Requirement:
What lines in this listing contain the string "columns"? Report each one by copying it.

=== Extracted records ===

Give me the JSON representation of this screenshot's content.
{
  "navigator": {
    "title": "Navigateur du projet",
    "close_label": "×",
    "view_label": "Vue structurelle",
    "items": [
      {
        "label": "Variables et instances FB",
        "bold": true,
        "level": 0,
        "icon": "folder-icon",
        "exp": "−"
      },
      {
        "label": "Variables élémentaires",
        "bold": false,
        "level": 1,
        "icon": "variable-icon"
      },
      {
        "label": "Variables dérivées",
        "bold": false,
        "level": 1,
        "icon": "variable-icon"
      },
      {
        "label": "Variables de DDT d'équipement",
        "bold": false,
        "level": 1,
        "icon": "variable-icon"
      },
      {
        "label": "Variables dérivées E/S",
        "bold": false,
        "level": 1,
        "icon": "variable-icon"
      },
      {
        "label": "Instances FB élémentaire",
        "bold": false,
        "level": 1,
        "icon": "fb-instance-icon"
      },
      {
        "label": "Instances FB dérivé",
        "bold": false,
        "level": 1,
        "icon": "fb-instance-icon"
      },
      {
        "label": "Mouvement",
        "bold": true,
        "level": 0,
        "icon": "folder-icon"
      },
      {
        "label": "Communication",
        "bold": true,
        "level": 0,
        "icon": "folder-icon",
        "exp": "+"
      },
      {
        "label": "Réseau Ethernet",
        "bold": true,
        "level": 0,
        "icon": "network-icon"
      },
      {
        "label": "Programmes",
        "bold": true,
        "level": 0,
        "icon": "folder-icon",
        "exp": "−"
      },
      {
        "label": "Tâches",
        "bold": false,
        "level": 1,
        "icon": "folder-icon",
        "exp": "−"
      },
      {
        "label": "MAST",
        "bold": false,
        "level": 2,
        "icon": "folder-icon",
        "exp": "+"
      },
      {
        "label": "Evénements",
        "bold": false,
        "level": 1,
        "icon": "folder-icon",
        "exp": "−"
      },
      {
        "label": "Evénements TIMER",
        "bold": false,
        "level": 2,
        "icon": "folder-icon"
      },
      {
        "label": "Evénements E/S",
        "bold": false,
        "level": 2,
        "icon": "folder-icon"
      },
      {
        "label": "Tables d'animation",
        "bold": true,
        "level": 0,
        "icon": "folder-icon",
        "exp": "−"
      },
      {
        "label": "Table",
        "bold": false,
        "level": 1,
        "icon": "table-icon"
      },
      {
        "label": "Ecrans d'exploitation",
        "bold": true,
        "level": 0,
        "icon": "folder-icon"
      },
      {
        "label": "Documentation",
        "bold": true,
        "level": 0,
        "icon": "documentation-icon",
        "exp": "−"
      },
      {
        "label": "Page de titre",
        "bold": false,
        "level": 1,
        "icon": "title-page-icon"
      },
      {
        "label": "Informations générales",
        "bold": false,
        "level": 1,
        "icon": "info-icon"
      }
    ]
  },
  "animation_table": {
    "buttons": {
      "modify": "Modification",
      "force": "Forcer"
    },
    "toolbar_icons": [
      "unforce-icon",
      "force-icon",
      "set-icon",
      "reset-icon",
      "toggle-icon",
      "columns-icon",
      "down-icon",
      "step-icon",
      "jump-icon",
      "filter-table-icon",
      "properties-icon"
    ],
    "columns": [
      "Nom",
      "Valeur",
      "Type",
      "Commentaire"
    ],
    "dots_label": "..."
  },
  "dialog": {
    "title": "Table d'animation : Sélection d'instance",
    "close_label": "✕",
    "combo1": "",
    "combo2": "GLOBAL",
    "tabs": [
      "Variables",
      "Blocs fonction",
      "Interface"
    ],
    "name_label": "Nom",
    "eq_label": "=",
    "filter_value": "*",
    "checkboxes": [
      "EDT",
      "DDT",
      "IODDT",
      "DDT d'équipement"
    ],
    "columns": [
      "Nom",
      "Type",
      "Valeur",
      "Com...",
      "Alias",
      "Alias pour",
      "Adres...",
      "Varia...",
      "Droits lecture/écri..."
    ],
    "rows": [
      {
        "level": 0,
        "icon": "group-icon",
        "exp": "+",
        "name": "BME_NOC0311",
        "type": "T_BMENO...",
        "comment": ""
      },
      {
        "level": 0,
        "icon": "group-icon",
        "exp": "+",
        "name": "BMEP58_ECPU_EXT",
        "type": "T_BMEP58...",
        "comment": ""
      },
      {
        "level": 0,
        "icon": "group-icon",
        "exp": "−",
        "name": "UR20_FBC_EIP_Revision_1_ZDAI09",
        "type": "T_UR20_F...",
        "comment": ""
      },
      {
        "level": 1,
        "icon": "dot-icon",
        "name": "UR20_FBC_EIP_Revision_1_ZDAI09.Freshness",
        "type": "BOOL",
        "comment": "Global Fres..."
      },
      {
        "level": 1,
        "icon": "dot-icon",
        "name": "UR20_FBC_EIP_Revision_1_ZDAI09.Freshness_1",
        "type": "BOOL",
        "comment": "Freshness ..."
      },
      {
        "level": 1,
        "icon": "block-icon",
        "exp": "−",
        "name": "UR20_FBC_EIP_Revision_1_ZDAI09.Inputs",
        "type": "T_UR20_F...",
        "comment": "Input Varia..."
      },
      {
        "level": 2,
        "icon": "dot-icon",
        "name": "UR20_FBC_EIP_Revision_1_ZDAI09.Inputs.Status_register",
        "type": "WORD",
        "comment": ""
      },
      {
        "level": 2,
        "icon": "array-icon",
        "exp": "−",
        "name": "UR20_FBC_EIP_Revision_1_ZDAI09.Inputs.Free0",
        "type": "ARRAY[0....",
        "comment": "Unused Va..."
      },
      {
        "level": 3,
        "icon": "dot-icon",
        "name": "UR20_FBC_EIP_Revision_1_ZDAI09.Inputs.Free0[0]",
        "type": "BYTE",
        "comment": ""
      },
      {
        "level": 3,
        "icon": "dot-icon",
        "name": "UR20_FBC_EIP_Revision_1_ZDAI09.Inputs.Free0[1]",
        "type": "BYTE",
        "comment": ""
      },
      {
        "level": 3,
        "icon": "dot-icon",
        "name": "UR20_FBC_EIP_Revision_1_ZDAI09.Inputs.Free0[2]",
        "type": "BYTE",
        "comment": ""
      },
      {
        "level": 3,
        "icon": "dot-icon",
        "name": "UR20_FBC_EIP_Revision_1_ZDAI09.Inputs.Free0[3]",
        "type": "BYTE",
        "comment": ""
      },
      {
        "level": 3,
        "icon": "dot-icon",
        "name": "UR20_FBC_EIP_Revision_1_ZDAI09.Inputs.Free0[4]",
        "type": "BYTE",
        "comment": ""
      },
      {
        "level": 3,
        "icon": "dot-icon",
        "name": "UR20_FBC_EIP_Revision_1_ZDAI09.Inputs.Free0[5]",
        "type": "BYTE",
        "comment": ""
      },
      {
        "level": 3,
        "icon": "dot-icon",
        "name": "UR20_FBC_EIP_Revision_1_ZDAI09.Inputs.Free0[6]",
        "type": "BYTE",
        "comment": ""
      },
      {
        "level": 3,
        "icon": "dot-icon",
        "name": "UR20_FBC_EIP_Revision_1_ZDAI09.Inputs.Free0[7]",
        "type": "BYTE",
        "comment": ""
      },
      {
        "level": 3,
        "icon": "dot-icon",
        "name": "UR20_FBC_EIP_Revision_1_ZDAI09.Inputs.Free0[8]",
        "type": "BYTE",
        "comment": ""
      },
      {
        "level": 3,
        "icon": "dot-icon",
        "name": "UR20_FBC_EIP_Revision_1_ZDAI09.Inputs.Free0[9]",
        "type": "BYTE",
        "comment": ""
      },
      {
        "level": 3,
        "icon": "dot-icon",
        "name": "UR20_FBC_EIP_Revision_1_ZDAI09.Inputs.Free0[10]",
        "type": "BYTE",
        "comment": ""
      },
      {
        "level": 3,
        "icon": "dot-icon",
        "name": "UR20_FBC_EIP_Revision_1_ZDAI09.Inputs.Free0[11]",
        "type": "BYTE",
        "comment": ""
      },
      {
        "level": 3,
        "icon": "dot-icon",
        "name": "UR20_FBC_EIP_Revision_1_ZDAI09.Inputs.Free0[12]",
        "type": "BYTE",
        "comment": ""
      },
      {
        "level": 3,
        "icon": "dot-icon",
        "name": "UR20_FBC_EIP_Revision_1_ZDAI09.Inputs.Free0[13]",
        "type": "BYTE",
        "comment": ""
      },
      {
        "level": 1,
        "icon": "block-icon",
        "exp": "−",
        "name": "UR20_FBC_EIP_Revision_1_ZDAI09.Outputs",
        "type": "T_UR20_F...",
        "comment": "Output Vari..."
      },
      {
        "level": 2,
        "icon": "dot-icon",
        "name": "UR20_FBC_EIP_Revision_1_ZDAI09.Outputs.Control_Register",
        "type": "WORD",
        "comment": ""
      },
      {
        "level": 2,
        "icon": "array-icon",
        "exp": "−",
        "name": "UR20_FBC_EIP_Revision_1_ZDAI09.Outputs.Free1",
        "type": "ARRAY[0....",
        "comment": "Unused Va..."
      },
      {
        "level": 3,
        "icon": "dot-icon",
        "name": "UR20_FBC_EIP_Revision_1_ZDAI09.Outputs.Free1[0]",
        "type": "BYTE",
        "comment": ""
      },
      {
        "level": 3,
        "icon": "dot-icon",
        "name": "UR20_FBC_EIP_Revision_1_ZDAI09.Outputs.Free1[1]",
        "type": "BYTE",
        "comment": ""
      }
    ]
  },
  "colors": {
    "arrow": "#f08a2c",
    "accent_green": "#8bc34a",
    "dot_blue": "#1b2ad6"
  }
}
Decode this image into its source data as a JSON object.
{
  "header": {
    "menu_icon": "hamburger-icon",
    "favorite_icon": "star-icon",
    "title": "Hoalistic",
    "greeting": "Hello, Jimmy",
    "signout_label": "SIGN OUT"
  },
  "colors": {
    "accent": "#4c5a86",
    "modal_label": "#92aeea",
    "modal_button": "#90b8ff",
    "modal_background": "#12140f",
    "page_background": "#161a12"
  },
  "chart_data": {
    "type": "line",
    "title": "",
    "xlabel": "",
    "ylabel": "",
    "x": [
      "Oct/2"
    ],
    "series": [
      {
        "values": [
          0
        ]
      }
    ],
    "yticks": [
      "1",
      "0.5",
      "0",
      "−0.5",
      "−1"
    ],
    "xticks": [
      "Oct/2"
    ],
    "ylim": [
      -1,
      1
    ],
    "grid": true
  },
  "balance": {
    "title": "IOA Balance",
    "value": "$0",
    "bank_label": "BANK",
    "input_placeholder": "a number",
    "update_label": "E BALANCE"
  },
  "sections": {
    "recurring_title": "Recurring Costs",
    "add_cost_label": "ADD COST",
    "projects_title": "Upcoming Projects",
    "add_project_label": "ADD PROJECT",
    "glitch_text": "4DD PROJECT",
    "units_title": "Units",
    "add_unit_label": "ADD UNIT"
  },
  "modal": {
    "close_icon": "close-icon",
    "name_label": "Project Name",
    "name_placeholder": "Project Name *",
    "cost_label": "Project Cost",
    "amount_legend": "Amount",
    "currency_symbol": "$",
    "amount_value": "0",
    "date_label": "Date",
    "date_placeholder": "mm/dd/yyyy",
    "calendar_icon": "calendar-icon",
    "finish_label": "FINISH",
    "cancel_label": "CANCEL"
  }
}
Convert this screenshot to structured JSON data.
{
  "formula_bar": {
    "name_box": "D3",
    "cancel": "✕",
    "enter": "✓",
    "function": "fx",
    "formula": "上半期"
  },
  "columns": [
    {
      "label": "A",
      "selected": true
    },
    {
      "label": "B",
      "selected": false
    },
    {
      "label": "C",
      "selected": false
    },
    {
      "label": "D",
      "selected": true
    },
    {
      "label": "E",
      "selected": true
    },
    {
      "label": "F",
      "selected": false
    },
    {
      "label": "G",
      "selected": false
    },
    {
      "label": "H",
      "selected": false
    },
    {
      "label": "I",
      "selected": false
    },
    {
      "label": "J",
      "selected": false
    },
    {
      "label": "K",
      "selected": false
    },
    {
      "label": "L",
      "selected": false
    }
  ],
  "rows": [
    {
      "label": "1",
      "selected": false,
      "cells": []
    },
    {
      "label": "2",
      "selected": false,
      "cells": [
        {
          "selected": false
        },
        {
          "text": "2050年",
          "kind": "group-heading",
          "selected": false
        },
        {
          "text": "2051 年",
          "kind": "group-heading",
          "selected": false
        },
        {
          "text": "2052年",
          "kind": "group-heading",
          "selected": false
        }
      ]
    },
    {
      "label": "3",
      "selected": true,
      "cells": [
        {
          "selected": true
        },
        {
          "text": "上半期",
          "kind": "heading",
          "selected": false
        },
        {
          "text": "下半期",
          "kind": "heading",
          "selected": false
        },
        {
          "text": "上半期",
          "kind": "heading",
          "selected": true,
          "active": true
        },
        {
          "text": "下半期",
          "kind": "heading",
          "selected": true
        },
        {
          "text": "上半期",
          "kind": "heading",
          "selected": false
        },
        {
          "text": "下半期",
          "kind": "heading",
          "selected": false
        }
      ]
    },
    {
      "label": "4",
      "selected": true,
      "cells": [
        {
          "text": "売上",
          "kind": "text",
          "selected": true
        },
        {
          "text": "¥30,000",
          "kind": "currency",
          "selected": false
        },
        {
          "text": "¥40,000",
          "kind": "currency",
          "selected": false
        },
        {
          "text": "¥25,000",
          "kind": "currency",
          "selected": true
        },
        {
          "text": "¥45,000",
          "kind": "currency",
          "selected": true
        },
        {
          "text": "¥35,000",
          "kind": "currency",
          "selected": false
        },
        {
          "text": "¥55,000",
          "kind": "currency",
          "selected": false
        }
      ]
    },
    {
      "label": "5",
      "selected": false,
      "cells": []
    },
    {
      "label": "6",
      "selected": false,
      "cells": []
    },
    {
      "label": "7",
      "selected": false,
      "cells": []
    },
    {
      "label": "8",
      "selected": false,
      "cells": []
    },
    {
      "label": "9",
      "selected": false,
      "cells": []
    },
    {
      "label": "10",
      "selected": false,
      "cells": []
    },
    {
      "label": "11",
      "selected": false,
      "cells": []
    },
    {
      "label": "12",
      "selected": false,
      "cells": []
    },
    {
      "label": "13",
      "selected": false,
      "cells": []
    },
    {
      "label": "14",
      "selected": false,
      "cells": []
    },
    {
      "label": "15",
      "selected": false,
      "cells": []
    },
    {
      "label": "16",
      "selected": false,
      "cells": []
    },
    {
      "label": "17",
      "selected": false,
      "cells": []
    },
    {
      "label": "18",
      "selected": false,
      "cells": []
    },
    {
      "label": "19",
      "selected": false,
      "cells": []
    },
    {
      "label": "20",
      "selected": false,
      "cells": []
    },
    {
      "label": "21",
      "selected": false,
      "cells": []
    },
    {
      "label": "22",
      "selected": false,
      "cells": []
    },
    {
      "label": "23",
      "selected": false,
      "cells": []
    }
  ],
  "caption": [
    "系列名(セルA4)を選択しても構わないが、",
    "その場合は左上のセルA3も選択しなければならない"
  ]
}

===

Answer to the problem:
      "columns-icon",
    "columns": [
    "columns": [
  "columns": [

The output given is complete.